Assignment: Your reply should hold every record exactly as given, with no pictures in it.

(Source information begins)

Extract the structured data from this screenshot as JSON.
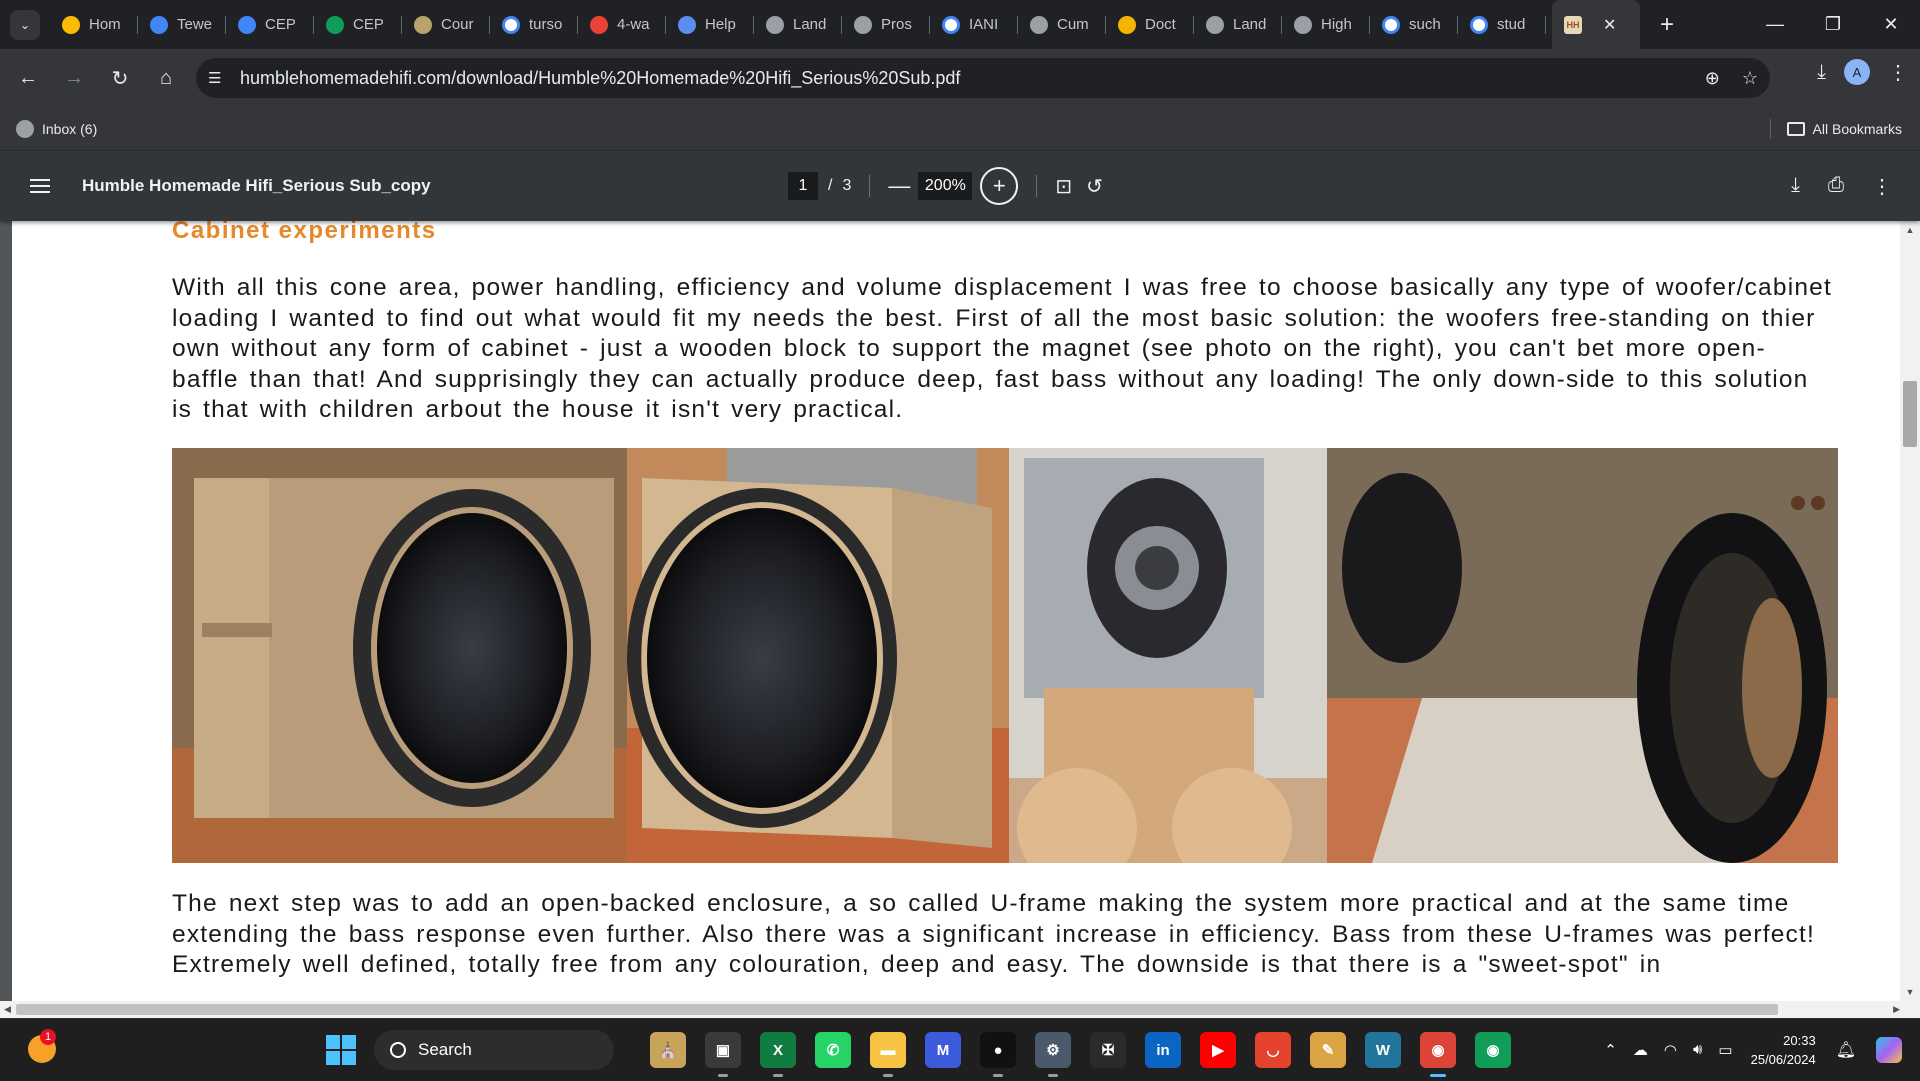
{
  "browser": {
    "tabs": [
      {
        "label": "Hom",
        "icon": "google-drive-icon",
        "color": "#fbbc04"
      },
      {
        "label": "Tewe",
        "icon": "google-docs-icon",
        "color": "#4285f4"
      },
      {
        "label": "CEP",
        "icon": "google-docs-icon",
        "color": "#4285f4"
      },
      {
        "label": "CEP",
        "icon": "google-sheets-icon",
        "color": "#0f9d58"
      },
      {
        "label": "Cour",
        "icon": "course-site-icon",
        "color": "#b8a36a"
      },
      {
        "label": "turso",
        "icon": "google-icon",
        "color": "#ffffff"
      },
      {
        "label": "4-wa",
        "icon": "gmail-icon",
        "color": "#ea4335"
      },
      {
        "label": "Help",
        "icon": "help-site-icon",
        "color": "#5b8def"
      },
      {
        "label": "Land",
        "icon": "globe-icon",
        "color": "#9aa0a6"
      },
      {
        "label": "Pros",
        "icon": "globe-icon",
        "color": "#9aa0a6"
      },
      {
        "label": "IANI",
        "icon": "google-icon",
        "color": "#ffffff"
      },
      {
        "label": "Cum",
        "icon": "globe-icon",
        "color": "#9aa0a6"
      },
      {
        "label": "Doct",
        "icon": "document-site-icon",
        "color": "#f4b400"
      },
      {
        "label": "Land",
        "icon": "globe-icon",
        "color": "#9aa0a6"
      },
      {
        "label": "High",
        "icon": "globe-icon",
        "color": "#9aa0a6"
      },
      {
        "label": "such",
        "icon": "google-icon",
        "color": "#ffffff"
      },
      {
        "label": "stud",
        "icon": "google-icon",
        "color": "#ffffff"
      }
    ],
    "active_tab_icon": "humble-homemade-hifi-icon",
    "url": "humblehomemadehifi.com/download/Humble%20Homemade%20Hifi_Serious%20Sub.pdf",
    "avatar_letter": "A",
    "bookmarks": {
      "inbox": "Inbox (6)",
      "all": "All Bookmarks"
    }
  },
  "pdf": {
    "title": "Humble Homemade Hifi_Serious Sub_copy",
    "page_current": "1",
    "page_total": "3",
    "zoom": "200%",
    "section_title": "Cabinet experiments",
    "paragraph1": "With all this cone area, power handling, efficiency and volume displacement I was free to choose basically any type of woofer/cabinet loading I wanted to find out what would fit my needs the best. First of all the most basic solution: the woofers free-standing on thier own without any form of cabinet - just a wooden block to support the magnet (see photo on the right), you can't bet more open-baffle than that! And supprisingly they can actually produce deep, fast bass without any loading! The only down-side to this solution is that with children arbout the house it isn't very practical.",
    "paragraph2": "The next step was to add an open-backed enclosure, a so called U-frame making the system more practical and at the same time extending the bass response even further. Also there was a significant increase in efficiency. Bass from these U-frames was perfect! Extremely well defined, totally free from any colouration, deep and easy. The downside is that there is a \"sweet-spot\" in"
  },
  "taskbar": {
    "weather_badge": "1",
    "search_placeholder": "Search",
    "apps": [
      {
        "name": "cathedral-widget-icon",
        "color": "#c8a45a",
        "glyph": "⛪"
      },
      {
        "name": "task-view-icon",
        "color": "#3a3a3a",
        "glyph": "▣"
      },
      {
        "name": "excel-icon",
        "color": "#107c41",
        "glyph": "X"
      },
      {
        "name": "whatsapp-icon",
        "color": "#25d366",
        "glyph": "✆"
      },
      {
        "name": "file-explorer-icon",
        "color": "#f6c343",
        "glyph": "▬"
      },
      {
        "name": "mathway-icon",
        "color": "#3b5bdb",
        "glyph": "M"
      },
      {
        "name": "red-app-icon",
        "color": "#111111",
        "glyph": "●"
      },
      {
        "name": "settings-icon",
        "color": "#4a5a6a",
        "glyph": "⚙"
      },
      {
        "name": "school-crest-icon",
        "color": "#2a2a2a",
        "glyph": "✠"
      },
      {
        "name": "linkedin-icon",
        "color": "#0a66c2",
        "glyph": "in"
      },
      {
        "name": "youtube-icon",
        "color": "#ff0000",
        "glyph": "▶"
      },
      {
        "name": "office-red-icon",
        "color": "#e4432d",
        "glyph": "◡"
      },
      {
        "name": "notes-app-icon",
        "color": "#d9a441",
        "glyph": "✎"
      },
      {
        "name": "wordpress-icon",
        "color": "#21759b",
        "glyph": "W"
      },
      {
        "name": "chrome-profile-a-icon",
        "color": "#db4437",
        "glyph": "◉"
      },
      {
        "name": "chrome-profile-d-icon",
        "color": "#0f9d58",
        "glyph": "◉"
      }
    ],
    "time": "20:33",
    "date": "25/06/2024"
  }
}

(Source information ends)

Answer area:
Extract the structured data from this screenshot as JSON.
{
  "browser": {
    "tabs": [
      {
        "label": "Hom",
        "icon": "google-drive-icon",
        "color": "#fbbc04"
      },
      {
        "label": "Tewe",
        "icon": "google-docs-icon",
        "color": "#4285f4"
      },
      {
        "label": "CEP",
        "icon": "google-docs-icon",
        "color": "#4285f4"
      },
      {
        "label": "CEP",
        "icon": "google-sheets-icon",
        "color": "#0f9d58"
      },
      {
        "label": "Cour",
        "icon": "course-site-icon",
        "color": "#b8a36a"
      },
      {
        "label": "turso",
        "icon": "google-icon",
        "color": "#ffffff"
      },
      {
        "label": "4-wa",
        "icon": "gmail-icon",
        "color": "#ea4335"
      },
      {
        "label": "Help",
        "icon": "help-site-icon",
        "color": "#5b8def"
      },
      {
        "label": "Land",
        "icon": "globe-icon",
        "color": "#9aa0a6"
      },
      {
        "label": "Pros",
        "icon": "globe-icon",
        "color": "#9aa0a6"
      },
      {
        "label": "IANI",
        "icon": "google-icon",
        "color": "#ffffff"
      },
      {
        "label": "Cum",
        "icon": "globe-icon",
        "color": "#9aa0a6"
      },
      {
        "label": "Doct",
        "icon": "document-site-icon",
        "color": "#f4b400"
      },
      {
        "label": "Land",
        "icon": "globe-icon",
        "color": "#9aa0a6"
      },
      {
        "label": "High",
        "icon": "globe-icon",
        "color": "#9aa0a6"
      },
      {
        "label": "such",
        "icon": "google-icon",
        "color": "#ffffff"
      },
      {
        "label": "stud",
        "icon": "google-icon",
        "color": "#ffffff"
      }
    ],
    "active_tab_icon": "humble-homemade-hifi-icon",
    "url": "humblehomemadehifi.com/download/Humble%20Homemade%20Hifi_Serious%20Sub.pdf",
    "avatar_letter": "A",
    "bookmarks": {
      "inbox": "Inbox (6)",
      "all": "All Bookmarks"
    }
  },
  "pdf": {
    "title": "Humble Homemade Hifi_Serious Sub_copy",
    "page_current": "1",
    "page_total": "3",
    "zoom": "200%",
    "section_title": "Cabinet experiments",
    "paragraph1": "With all this cone area, power handling, efficiency and volume displacement I was free to choose basically any type of woofer/cabinet loading I wanted to find out what would fit my needs the best. First of all the most basic solution: the woofers free-standing on thier own without any form of cabinet - just a wooden block to support the magnet (see photo on the right), you can't bet more open-baffle than that! And supprisingly they can actually produce deep, fast bass without any loading! The only down-side to this solution is that with children arbout the house it isn't very practical.",
    "paragraph2": "The next step was to add an open-backed enclosure, a so called U-frame making the system more practical and at the same time extending the bass response even further. Also there was a significant increase in efficiency. Bass from these U-frames was perfect! Extremely well defined, totally free from any colouration, deep and easy. The downside is that there is a \"sweet-spot\" in"
  },
  "taskbar": {
    "weather_badge": "1",
    "search_placeholder": "Search",
    "apps": [
      {
        "name": "cathedral-widget-icon",
        "color": "#c8a45a",
        "glyph": "⛪"
      },
      {
        "name": "task-view-icon",
        "color": "#3a3a3a",
        "glyph": "▣"
      },
      {
        "name": "excel-icon",
        "color": "#107c41",
        "glyph": "X"
      },
      {
        "name": "whatsapp-icon",
        "color": "#25d366",
        "glyph": "✆"
      },
      {
        "name": "file-explorer-icon",
        "color": "#f6c343",
        "glyph": "▬"
      },
      {
        "name": "mathway-icon",
        "color": "#3b5bdb",
        "glyph": "M"
      },
      {
        "name": "red-app-icon",
        "color": "#111111",
        "glyph": "●"
      },
      {
        "name": "settings-icon",
        "color": "#4a5a6a",
        "glyph": "⚙"
      },
      {
        "name": "school-crest-icon",
        "color": "#2a2a2a",
        "glyph": "✠"
      },
      {
        "name": "linkedin-icon",
        "color": "#0a66c2",
        "glyph": "in"
      },
      {
        "name": "youtube-icon",
        "color": "#ff0000",
        "glyph": "▶"
      },
      {
        "name": "office-red-icon",
        "color": "#e4432d",
        "glyph": "◡"
      },
      {
        "name": "notes-app-icon",
        "color": "#d9a441",
        "glyph": "✎"
      },
      {
        "name": "wordpress-icon",
        "color": "#21759b",
        "glyph": "W"
      },
      {
        "name": "chrome-profile-a-icon",
        "color": "#db4437",
        "glyph": "◉"
      },
      {
        "name": "chrome-profile-d-icon",
        "color": "#0f9d58",
        "glyph": "◉"
      }
    ],
    "time": "20:33",
    "date": "25/06/2024"
  }
}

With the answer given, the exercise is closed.